By Meaghan Sands
The idea of hiking in Los Angeles may make some chuckle and others tilt their heads like curious canines. Others may say, “Have you tried Runyon Canyon, the trail to the Hollywood sign or Griffith Park?”
But unless you’re seeking trails crowded with Angelinos, out-of-towners and the occasional celebrity these are not always the way to go.
There is another way to enjoy L.A.
Individuals seeking a relaxing stroll or a peaceful hike are not usually hard-pressed to head to the heart of L.A., nor some of urban cities surrounding it. Heavy traffic on surface streets present a dangerous and noisy obstacle for pedestrians. Public transportation is subpar, limiting the distance that can be traveled on foot.
According to Charles Fleming, “[L.A.] has almost no pedestrian-friendly, car-free zones and offer[s] our citizens fewer public parks and less public green space per capita than any major city in America.”
In 1981 Fleming would discover a hidden gem that would help solve this predicament: “secret stairs.”
These stairs provide a look back in time to when cars were a luxury and most traversed from place to place with the help of trolley cars, streetcars, buses, light-rail systems and their own two feet.
“City planners and developers installed them as direct routes for pedestrians”housewives and children particularly”to get down the hills to schools, the supermarket and transit lines,” writes Fleming in his book “Secret Stairs: A Walking Guide to the Historic Staircases of Los Angeles.”
The staircases, though now semi-forgotten and unused, take hikers through an urban tour of stately homes in hidden L.A. neighborhoods with breathtaking views of the city along the way.
Fleming has mapped more than 275 staircases from Pasadena to Pacific Palisades.
Though some residents have taken the liberty of closing off staircases to outsiders, Fleming assures eager walkers that all the staircases are “public byways, on public property, built and maintained by taxpayer dollars, and are meant to be employed and enjoyed by everyone.”
In his book, stair walks are divided by city and then subdivided into various walks for that area. Each walk is rated for difficulty and lists the approximate time limit and number of steps involved. A major plus is that most begin and end near an eatery and all are accessible via public transportation.

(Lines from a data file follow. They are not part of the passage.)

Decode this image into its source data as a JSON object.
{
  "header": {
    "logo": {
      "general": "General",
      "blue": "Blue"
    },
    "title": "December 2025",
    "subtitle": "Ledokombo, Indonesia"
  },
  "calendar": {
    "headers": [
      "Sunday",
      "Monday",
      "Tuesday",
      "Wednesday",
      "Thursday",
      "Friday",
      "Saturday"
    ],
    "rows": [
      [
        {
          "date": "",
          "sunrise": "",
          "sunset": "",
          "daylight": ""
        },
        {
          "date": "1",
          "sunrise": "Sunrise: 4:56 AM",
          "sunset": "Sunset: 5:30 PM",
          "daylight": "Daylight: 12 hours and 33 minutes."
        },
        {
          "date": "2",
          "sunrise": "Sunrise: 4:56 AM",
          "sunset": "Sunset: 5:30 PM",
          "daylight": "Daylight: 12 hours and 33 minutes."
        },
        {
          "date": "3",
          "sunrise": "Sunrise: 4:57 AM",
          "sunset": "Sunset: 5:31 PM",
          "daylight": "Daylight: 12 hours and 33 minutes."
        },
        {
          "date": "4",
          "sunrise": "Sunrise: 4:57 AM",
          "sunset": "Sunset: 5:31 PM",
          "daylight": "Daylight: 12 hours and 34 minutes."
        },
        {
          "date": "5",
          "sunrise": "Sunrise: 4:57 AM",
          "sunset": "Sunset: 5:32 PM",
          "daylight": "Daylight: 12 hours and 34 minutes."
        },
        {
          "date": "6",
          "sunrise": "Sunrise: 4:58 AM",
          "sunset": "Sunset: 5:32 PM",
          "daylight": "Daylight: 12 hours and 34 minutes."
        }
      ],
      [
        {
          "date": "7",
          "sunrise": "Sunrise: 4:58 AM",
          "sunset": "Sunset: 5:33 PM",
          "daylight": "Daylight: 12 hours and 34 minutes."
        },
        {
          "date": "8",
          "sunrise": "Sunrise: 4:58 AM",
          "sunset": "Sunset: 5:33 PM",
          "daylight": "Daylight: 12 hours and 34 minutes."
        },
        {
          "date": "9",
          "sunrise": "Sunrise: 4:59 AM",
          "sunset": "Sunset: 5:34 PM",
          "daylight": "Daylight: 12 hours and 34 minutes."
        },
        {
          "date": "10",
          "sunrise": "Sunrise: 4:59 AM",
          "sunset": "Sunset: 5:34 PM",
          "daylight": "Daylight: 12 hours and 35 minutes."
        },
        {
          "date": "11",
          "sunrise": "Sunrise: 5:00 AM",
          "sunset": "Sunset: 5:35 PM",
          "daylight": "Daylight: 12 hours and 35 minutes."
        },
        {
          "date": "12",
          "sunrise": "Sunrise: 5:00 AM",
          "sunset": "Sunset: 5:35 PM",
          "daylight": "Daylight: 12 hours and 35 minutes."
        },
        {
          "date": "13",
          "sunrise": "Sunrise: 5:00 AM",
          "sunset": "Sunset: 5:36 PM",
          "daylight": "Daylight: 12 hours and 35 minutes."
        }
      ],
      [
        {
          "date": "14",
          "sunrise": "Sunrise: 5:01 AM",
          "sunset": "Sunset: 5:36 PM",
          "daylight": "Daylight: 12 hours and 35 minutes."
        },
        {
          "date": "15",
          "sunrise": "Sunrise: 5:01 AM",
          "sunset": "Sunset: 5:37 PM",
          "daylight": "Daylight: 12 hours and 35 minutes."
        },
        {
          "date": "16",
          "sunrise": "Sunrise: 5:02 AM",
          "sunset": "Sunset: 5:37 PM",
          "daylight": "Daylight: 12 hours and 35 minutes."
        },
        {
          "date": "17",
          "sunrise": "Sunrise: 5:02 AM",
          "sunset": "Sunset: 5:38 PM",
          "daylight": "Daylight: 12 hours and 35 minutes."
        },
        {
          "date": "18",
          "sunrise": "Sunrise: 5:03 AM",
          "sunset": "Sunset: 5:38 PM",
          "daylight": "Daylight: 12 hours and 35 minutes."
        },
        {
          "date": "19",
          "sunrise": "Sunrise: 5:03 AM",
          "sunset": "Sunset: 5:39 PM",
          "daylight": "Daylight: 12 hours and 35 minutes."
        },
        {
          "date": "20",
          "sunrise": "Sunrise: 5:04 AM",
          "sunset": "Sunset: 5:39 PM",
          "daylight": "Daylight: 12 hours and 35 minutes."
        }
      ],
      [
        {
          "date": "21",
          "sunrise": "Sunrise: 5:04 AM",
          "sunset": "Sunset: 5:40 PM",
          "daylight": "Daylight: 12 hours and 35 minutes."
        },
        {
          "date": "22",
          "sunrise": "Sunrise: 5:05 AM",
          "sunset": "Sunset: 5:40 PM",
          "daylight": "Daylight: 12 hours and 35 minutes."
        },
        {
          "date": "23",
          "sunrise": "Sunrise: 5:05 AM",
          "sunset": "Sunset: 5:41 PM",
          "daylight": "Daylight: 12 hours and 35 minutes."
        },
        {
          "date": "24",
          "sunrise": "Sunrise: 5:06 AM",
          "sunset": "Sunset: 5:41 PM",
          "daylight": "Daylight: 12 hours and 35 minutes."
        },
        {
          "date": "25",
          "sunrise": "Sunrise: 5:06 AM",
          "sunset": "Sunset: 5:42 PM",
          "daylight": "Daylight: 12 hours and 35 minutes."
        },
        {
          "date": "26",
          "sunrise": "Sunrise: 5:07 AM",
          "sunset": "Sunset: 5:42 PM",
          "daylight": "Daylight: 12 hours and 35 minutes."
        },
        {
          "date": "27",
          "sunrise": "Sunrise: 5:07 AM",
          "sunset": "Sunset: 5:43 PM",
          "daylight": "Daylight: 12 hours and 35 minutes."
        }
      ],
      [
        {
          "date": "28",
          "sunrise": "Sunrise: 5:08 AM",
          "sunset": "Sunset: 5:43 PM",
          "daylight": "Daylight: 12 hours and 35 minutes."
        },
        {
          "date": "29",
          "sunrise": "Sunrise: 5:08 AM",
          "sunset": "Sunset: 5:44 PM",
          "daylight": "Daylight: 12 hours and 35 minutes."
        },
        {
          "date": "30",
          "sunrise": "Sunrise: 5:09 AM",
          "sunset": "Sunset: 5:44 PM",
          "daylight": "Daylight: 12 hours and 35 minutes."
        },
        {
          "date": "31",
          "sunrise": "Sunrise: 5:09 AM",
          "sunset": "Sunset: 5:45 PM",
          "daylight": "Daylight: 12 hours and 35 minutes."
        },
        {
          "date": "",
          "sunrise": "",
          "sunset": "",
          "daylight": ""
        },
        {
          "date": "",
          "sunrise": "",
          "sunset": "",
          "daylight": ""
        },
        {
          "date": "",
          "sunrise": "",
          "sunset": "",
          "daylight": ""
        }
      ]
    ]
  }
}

What are you waiting for? Get out and start walking.
L.A. On A Budget
Show Comments (0)